I’ve been resisting “made-up” gender-neutral pronouns for at least a decade. My argument has always been the same: they’re ugly, they sound super-awkward, and they’re unnecessary. At first I said “he” is a perfectly acceptable gender-neutral pronoun, because I was young and ignorant of many things. Then I said that “they” is fine, as it has a long history of use as a gender-neutral singular. I still say that, actually, but I’ve come to accept that it may not be the best choice, especially for an individual who prefers not to use gender-specific pronouns. It might be grammatically correct, but it still feels slightly depersonalized. The plural connotation has a semantic impact, and it makes it feel less like you’re talking about a single, unique individual. So there’s that.
At the same time, my resistance to the alternative pronouns has been weakening. First of all, in the circles I know they seem to be standardizing: most people I read who use gender-neutral pronouns use the ze/hir system (sometimes zie). That means that what sounds awkward and clunky to me may well sound natural to a new generation. I’m all for the evolution of language, even if it leaves me behind. I wish that people had standardized around the “ey/em/eir” system, because I think it sounds the best, but as long as people standardize on something I’ll be happy.

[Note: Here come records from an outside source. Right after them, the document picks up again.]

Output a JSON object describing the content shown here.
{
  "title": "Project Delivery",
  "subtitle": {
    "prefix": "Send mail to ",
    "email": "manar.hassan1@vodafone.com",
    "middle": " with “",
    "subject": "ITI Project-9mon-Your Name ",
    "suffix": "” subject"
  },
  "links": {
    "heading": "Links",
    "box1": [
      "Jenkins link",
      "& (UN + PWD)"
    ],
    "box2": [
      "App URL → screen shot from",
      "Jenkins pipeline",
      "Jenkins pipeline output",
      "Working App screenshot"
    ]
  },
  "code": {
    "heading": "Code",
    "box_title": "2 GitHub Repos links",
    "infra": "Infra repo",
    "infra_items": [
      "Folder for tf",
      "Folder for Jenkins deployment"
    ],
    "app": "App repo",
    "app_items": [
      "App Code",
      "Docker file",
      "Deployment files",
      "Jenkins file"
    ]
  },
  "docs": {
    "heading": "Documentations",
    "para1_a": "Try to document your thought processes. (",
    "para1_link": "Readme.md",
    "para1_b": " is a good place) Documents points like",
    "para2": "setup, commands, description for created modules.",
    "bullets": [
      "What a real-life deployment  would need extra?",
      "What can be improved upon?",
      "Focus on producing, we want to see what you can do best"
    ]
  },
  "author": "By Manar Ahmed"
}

More importantly, though, I’ve realized how using “ze” instead of “they” or something else that feels more natural draws attention to the fact that we’re using a gender-neutral pronoun. Sometimes that’s not what you want, but a lot of the time it is. My brain, like (I’m betting) a lot of yours, still has a habit of considering male the “default” gender, so that if someone says, “The person next to me on the plane ate their lunch really loudly” I’m usually imagining a man. (A white man, natch. Around 35 years old. That’s what a default human being looks like in my brain.) Whereas, if the story is, “The person next to me on the plane ate zeir lunch really loudly” the unfamiliar word jolts my brain into awareness that this person could be any gender. (Now if only we had a quick and easy linguistic convention that could do the same for race and age!)
I guess my point is, “they” doesn’t necessarily work much better than “he” for combatting the standard programming that male is the default. “Ze,” on the other hand, does. And I care more about changing gender-related assumptions and preconceptions than I do about making language conform to my aesthetic likings.